Start of Source records

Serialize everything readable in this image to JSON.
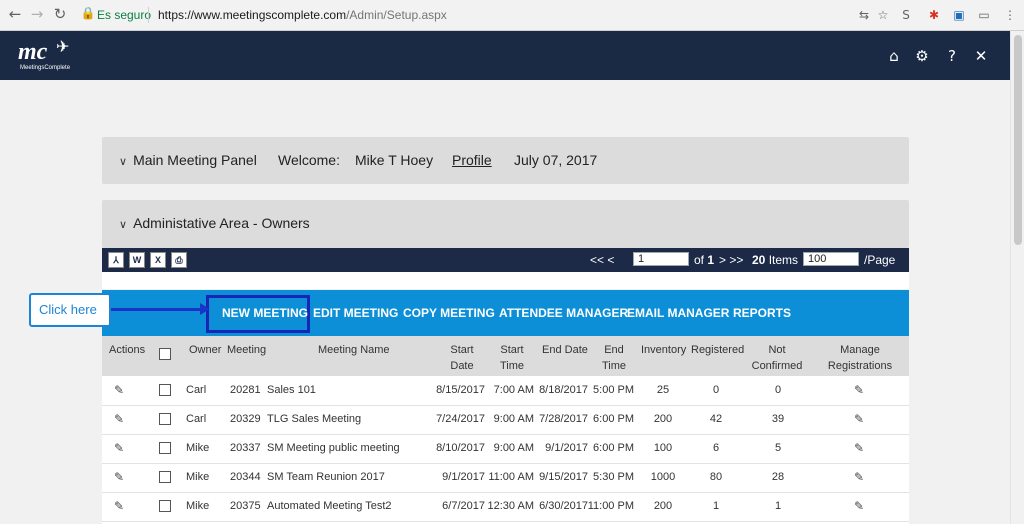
{
  "browser": {
    "secure_label": "Es seguro",
    "url_host": "https://www.meetingscomplete.com",
    "url_path": "/Admin/Setup.aspx"
  },
  "app": {
    "logo_text": "mc",
    "logo_brand": "MeetingsComplete"
  },
  "main_panel": {
    "title": "Main Meeting Panel",
    "welcome_label": "Welcome:",
    "user_name": "Mike T Hoey",
    "profile_link": "Profile",
    "date": "July 07, 2017"
  },
  "admin_panel": {
    "title": "Administative Area - Owners"
  },
  "grid_toolbar": {
    "export_icons": [
      "pdf-icon",
      "word-icon",
      "excel-icon",
      "print-icon"
    ],
    "first_prev": "<< <",
    "page_value": "1",
    "of_label": "of",
    "total_pages": "1",
    "next_last": "> >>",
    "items_count": "20",
    "items_label": "Items",
    "per_page_value": "100",
    "per_page_label": "/Page"
  },
  "action_bar": {
    "new_meeting": "NEW MEETING",
    "edit_meeting": "EDIT MEETING",
    "copy_meeting": "COPY MEETING",
    "attendee_manager": "ATTENDEE MANAGER",
    "email_manager": "EMAIL MANAGER",
    "reports": "REPORTS"
  },
  "callout": {
    "text": "Click here"
  },
  "table": {
    "headers": {
      "actions": "Actions",
      "owner": "Owner",
      "meeting": "Meeting",
      "meeting_name": "Meeting Name",
      "start_date_1": "Start",
      "start_date_2": "Date",
      "start_time_1": "Start",
      "start_time_2": "Time",
      "end_date": "End Date",
      "end_time_1": "End",
      "end_time_2": "Time",
      "inventory": "Inventory",
      "registered": "Registered",
      "not_confirmed_1": "Not",
      "not_confirmed_2": "Confirmed",
      "manage_reg_1": "Manage",
      "manage_reg_2": "Registrations"
    },
    "rows": [
      {
        "owner": "Carl",
        "meeting": "20281",
        "name": "Sales 101",
        "start_date": "8/15/2017",
        "start_time": "7:00 AM",
        "end_date": "8/18/2017",
        "end_time": "5:00 PM",
        "inventory": "25",
        "registered": "0",
        "not_confirmed": "0"
      },
      {
        "owner": "Carl",
        "meeting": "20329",
        "name": "TLG Sales Meeting",
        "start_date": "7/24/2017",
        "start_time": "9:00 AM",
        "end_date": "7/28/2017",
        "end_time": "6:00 PM",
        "inventory": "200",
        "registered": "42",
        "not_confirmed": "39"
      },
      {
        "owner": "Mike",
        "meeting": "20337",
        "name": "SM Meeting public meeting",
        "start_date": "8/10/2017",
        "start_time": "9:00 AM",
        "end_date": "9/1/2017",
        "end_time": "6:00 PM",
        "inventory": "100",
        "registered": "6",
        "not_confirmed": "5"
      },
      {
        "owner": "Mike",
        "meeting": "20344",
        "name": "SM Team Reunion 2017",
        "start_date": "9/1/2017",
        "start_time": "11:00 AM",
        "end_date": "9/15/2017",
        "end_time": "5:30 PM",
        "inventory": "1000",
        "registered": "80",
        "not_confirmed": "28"
      },
      {
        "owner": "Mike",
        "meeting": "20375",
        "name": "Automated Meeting Test2",
        "start_date": "6/7/2017",
        "start_time": "12:30 AM",
        "end_date": "6/30/2017",
        "end_time": "11:00 PM",
        "inventory": "200",
        "registered": "1",
        "not_confirmed": "1"
      }
    ]
  }
}
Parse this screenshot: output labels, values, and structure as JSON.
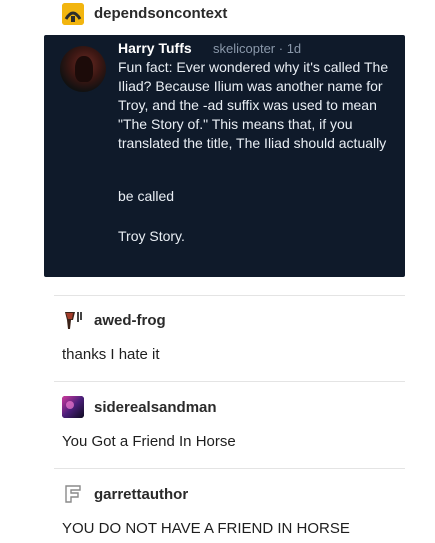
{
  "reblogs": [
    {
      "username": "dependsoncontext"
    },
    {
      "username": "awed-frog",
      "text": "thanks I hate it"
    },
    {
      "username": "siderealsandman",
      "text": "You Got a Friend In Horse"
    },
    {
      "username": "garrettauthor",
      "text": "YOU DO NOT HAVE A FRIEND IN HORSE"
    }
  ],
  "tweet": {
    "name": "Harry Tuffs",
    "handle_time": "skelicopter · 1d",
    "body": "Fun fact: Ever wondered why it's called The Iliad? Because Ilium was another name for Troy, and the -ad suffix was used to mean \"The Story of.\" This means that, if you translated the title, The Iliad should actually",
    "line2": "be called",
    "line3": "Troy Story."
  },
  "colors": {
    "tweet_background": "#0f1a2a",
    "depends_avatar": "#f2b50f"
  }
}
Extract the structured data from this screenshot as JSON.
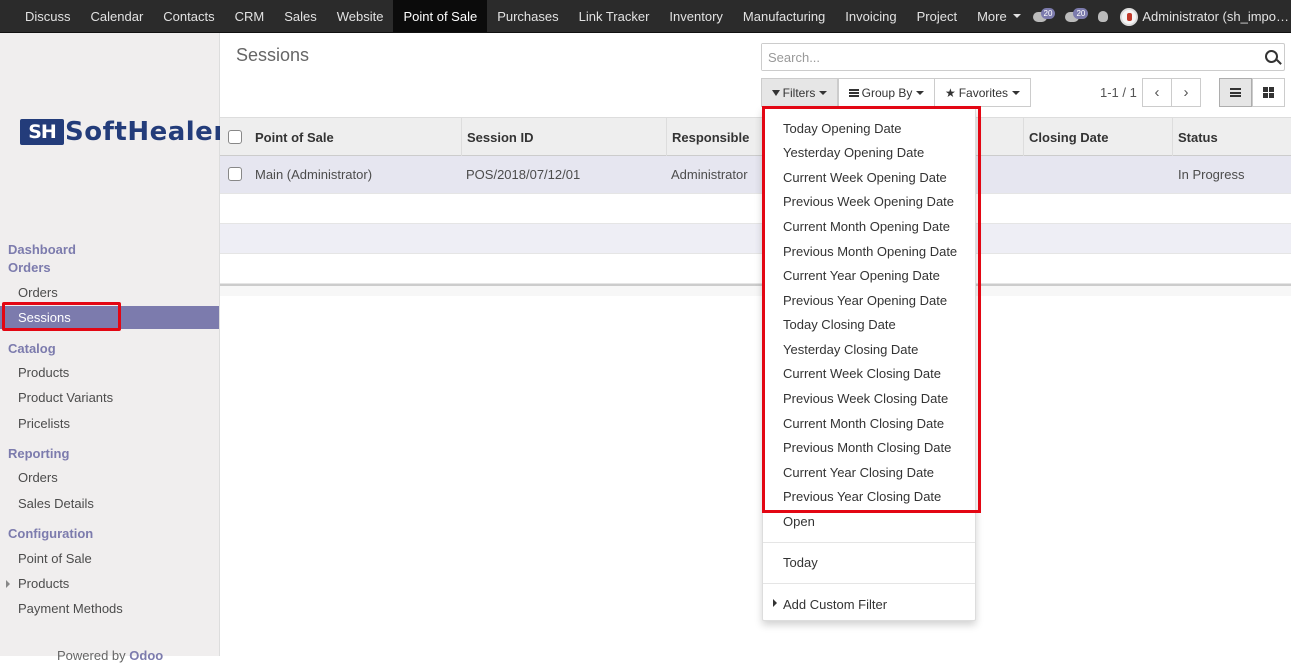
{
  "topbar": {
    "apps": [
      "Discuss",
      "Calendar",
      "Contacts",
      "CRM",
      "Sales",
      "Website",
      "Point of Sale",
      "Purchases",
      "Link Tracker",
      "Inventory",
      "Manufacturing",
      "Invoicing",
      "Project"
    ],
    "more_label": "More",
    "active_app": "Point of Sale",
    "chat_count": "20",
    "activity_count": "20",
    "user_name": "Administrator (sh_impo…"
  },
  "sidebar": {
    "logo_mark": "SH",
    "logo_text": "SoftHealer",
    "sections": {
      "dashboard": "Dashboard",
      "orders": "Orders",
      "catalog": "Catalog",
      "reporting": "Reporting",
      "configuration": "Configuration"
    },
    "items": {
      "orders": "Orders",
      "sessions": "Sessions",
      "products": "Products",
      "product_variants": "Product Variants",
      "pricelists": "Pricelists",
      "reporting_orders": "Orders",
      "sales_details": "Sales Details",
      "point_of_sale": "Point of Sale",
      "config_products": "Products",
      "payment_methods": "Payment Methods"
    },
    "powered_prefix": "Powered by",
    "powered_brand": "Odoo"
  },
  "control": {
    "breadcrumb": "Sessions",
    "search_placeholder": "Search...",
    "filters_label": "Filters",
    "groupby_label": "Group By",
    "favorites_label": "Favorites",
    "pager": "1-1 / 1",
    "prev_glyph": "‹",
    "next_glyph": "›"
  },
  "table": {
    "columns": [
      "Point of Sale",
      "Session ID",
      "Responsible",
      "Closing Date",
      "Status"
    ],
    "rows": [
      {
        "pos": "Main (Administrator)",
        "session": "POS/2018/07/12/01",
        "responsible": "Administrator",
        "closing": "",
        "status": "In Progress"
      }
    ]
  },
  "filters_menu": {
    "date_filters": [
      "Today Opening Date",
      "Yesterday Opening Date",
      "Current Week Opening Date",
      "Previous Week Opening Date",
      "Current Month Opening Date",
      "Previous Month Opening Date",
      "Current Year Opening Date",
      "Previous Year Opening Date",
      "Today Closing Date",
      "Yesterday Closing Date",
      "Current Week Closing Date",
      "Previous Week Closing Date",
      "Current Month Closing Date",
      "Previous Month Closing Date",
      "Current Year Closing Date",
      "Previous Year Closing Date"
    ],
    "open": "Open",
    "today": "Today",
    "add_custom": "Add Custom Filter"
  },
  "colors": {
    "brand": "#7c7bad",
    "highlight": "#e30613",
    "navbar": "#2b2b2b",
    "logo": "#233c7a"
  }
}
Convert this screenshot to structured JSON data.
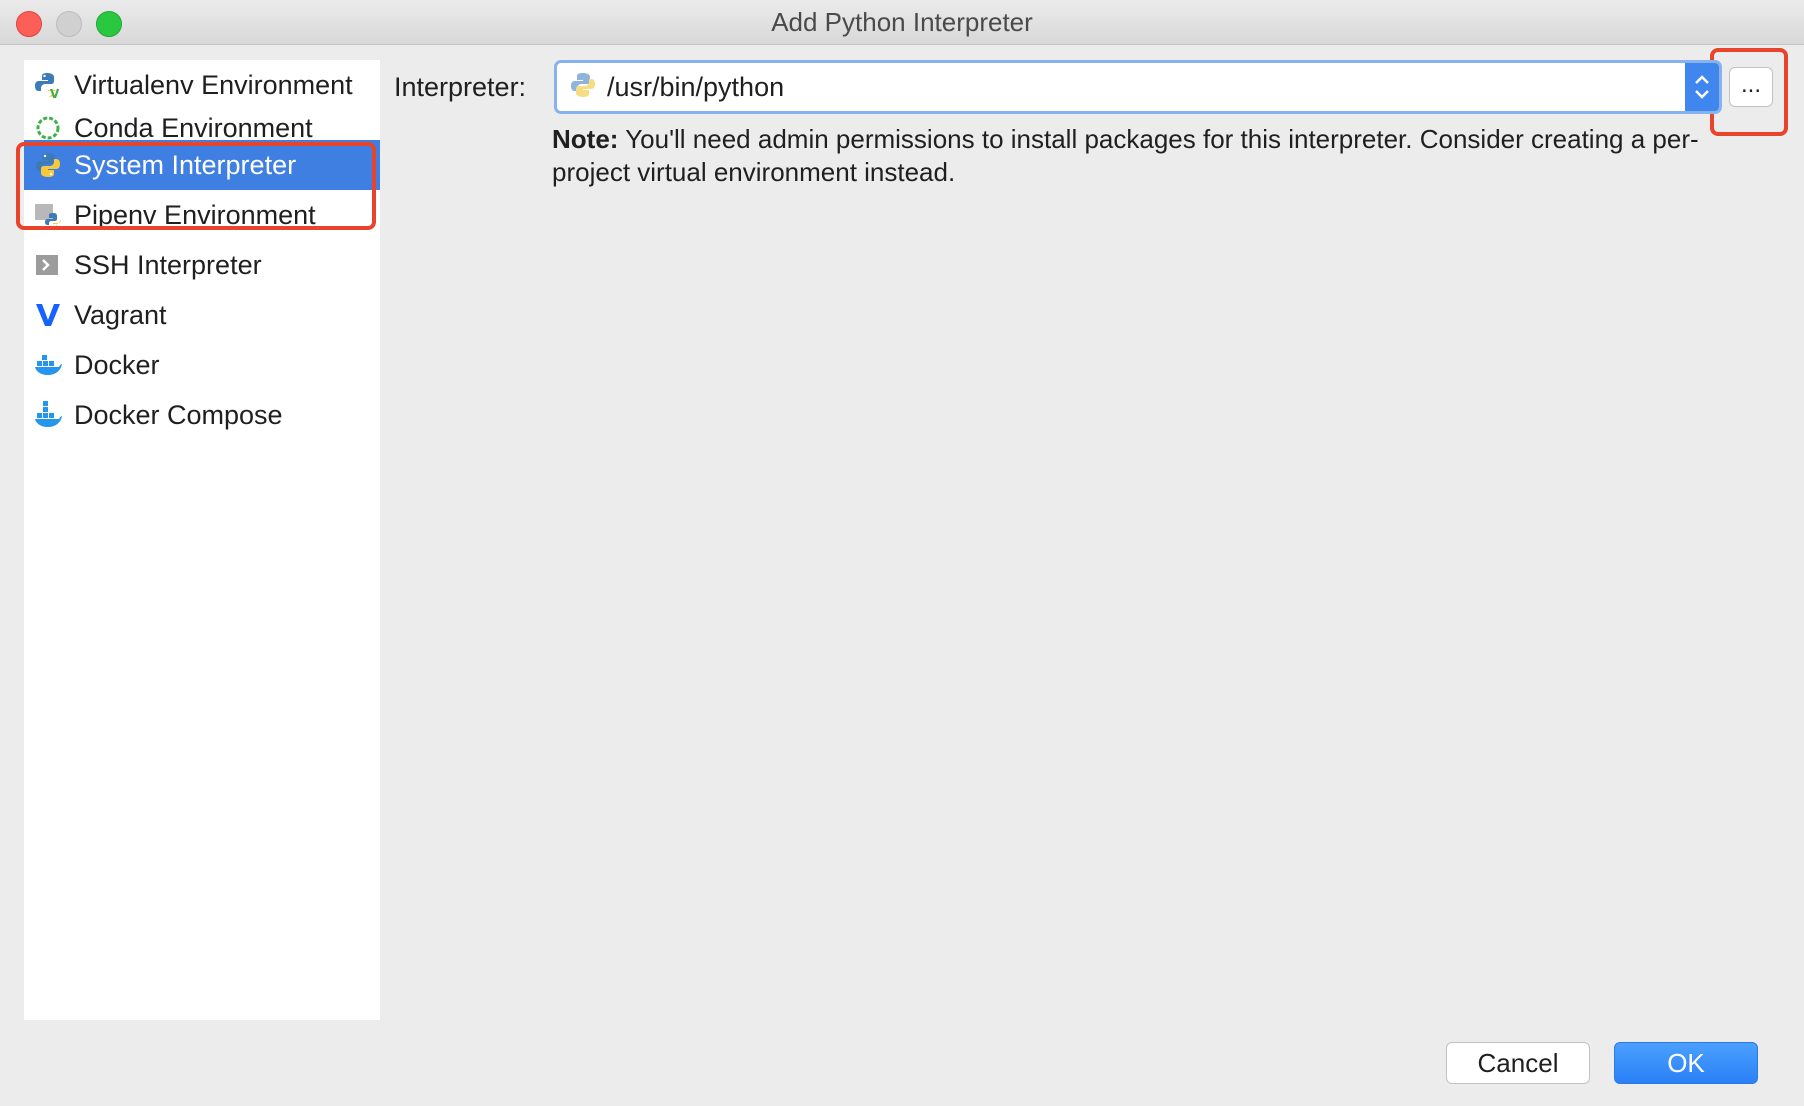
{
  "window": {
    "title": "Add Python Interpreter"
  },
  "sidebar": {
    "items": [
      {
        "label": "Virtualenv Environment",
        "icon": "virtualenv-icon",
        "selected": false
      },
      {
        "label": "Conda Environment",
        "icon": "conda-icon",
        "selected": false
      },
      {
        "label": "System Interpreter",
        "icon": "python-icon",
        "selected": true
      },
      {
        "label": "Pipenv Environment",
        "icon": "pipenv-icon",
        "selected": false
      },
      {
        "label": "SSH Interpreter",
        "icon": "ssh-icon",
        "selected": false
      },
      {
        "label": "Vagrant",
        "icon": "vagrant-icon",
        "selected": false
      },
      {
        "label": "Docker",
        "icon": "docker-icon",
        "selected": false
      },
      {
        "label": "Docker Compose",
        "icon": "docker-compose-icon",
        "selected": false
      }
    ]
  },
  "main": {
    "interpreter_label": "Interpreter:",
    "interpreter_value": "/usr/bin/python",
    "browse_label": "...",
    "note_bold": "Note:",
    "note_text": " You'll need admin permissions to install packages for this interpreter. Consider creating a per-project virtual environment instead."
  },
  "buttons": {
    "cancel": "Cancel",
    "ok": "OK"
  },
  "colors": {
    "selection": "#3f7fe1",
    "highlight": "#e8432b",
    "primary_button": "#2a80f5"
  }
}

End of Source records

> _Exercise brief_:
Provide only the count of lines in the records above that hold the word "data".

> _Solution for this task_:
2